GearForms is the epitome of the adage "one man's trash is another man's treasure" (think reclaimed NYC sewer grate turned into a coat rack.) Terry McCall, the founder of GearForms, also uses materials from defunct industrial buildings in and around Philadelphia. Piece to look out for: cork mirror, $64.50.
To get your portrait drawn for just a Lincoln, stop by Issa Revell's booth, where she'll also be selling original illustrations and hand-painted wooden blocks she calls Blockheads. Piece to look out for: any one of her monster prints, various prices.
For those who treat their cats like humans, Randi Warhol's realistic designs for Polydactyl are the friendliest treats for felines. These catnip-infused toys should inspire the meme: I Can Haz Eggroll? Piece to look out for: Egg Roll Cat Toy, $22.
Cigar box guitars and mixed-media assemblages are Patrick Hay's specialites. In his third year at Art for the Cash Poor, Hay promises his guitars will sound as cool as they look. Piece to look out for: cigar box guitar, $120.
"Peace, Love, Wiz-Wit." Nicole DuCoin fell in love with all things Philly while studying graphic design at Drexel. T-shirts and greeting cards emblazoned with cheesesteaks, pretzels and Ben Franklin are perfect for Philly fanatics. Piece to look out for: set of coasters, $8.

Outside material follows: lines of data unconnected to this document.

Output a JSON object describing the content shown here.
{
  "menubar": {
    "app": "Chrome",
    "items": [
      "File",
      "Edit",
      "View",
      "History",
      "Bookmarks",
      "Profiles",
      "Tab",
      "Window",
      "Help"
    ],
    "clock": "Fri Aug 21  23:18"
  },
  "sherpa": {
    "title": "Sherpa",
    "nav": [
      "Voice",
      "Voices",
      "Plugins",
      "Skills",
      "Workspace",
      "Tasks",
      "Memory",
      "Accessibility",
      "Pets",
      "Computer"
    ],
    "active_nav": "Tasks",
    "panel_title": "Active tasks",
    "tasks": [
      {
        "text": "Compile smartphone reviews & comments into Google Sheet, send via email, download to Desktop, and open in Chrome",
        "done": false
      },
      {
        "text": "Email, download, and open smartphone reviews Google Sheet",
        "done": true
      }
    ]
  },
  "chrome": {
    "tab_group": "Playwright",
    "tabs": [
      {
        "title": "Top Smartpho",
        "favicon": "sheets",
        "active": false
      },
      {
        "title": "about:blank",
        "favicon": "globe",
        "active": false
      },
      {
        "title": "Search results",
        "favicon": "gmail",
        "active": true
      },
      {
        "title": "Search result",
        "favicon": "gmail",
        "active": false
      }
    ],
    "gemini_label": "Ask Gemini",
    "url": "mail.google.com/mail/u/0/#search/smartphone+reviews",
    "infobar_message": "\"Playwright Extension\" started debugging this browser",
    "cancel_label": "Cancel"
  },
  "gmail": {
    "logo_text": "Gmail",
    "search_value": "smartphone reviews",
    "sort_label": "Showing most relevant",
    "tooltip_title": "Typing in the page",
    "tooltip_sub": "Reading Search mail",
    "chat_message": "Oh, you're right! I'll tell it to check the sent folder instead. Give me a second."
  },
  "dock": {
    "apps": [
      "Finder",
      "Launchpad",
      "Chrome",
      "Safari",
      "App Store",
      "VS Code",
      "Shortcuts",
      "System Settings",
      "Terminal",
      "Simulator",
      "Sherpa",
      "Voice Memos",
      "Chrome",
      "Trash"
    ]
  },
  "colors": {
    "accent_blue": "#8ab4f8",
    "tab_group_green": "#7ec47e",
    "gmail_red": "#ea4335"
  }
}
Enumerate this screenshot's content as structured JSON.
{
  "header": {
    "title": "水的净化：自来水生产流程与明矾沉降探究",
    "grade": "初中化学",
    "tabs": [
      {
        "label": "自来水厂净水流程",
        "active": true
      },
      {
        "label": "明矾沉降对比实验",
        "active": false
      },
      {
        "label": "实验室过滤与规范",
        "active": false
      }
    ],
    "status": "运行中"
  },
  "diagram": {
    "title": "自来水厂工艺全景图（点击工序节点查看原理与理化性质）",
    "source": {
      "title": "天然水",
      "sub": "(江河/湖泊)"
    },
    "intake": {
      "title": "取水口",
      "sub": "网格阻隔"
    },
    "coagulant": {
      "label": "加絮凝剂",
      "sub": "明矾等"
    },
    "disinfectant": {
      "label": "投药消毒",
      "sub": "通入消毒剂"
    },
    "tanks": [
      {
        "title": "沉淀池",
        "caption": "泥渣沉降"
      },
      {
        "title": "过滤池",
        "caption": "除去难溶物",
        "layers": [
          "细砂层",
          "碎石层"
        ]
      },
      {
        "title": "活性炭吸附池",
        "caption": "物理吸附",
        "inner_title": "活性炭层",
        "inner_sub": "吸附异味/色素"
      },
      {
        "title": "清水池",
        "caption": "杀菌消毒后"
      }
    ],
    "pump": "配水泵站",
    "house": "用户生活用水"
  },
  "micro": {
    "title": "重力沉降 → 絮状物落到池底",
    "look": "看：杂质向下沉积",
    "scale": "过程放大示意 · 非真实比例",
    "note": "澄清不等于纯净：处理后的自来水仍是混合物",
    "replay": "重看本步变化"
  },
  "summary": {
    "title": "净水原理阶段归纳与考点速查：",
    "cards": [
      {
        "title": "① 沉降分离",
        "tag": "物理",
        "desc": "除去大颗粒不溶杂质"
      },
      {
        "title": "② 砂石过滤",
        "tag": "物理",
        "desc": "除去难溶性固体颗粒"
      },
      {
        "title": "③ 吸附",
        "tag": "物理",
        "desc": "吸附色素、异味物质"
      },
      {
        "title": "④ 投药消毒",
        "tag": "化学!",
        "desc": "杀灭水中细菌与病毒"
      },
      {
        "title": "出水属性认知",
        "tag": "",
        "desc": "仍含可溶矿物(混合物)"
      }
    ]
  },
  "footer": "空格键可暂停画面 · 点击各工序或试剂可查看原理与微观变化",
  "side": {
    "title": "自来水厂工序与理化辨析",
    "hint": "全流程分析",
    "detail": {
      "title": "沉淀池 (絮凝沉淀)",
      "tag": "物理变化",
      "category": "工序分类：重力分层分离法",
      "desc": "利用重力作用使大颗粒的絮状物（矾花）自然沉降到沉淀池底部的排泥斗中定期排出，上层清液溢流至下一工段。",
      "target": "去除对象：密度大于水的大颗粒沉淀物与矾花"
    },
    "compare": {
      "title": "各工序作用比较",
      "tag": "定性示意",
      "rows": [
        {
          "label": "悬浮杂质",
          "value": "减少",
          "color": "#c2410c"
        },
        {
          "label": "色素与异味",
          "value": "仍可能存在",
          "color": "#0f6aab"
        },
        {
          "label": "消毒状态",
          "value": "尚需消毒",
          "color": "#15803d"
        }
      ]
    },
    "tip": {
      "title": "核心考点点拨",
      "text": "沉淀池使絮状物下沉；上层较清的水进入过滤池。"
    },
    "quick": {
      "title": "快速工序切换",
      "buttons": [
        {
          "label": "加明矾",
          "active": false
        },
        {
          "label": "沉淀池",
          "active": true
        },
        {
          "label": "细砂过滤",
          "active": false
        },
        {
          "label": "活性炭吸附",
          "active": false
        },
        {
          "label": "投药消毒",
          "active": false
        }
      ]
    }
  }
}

Chase Brown's creations prove there's no better way to store your booze than a handmade, ceramic flask. Pricing for flasks and pendants may vary in terms of size. Piece to look out for: handmade vodka flask, $31.
Ramchandani's affinity for jewelry started at the Pratt Institute, and she went on to receive her MFA in Metals and Jewelry at Temple's Tyler School of Art. For her second year at Art for the Cash Poor, Ramchandani will be selling her uber-geometric jewelry on both Saturday and Sunday. Piece to look out for: log pendant, $120.
Philly native and University of the Arts educator Laurel Schwass-Drew designs, prints and produces her t-shirts and hand-dyed scarves. The "Robo-Squirrel" t-shirt design was made as a peace offering to the pesky squirrels in her garden (which apparently left her flower bulbs alone after it was printed.) Piece to look out for: Robo-Squirrel t-shirt, $20.
Philly painter Mat Tomezsko will be selling works from his new series of colorful, highly texturized spray-paint paintings on canvas. Tomezsko draws inspiration from the urban experience. One of his acrylics is named Here We Are On Lonely Ass American Street. Piece to look out for: Hawkish, $150.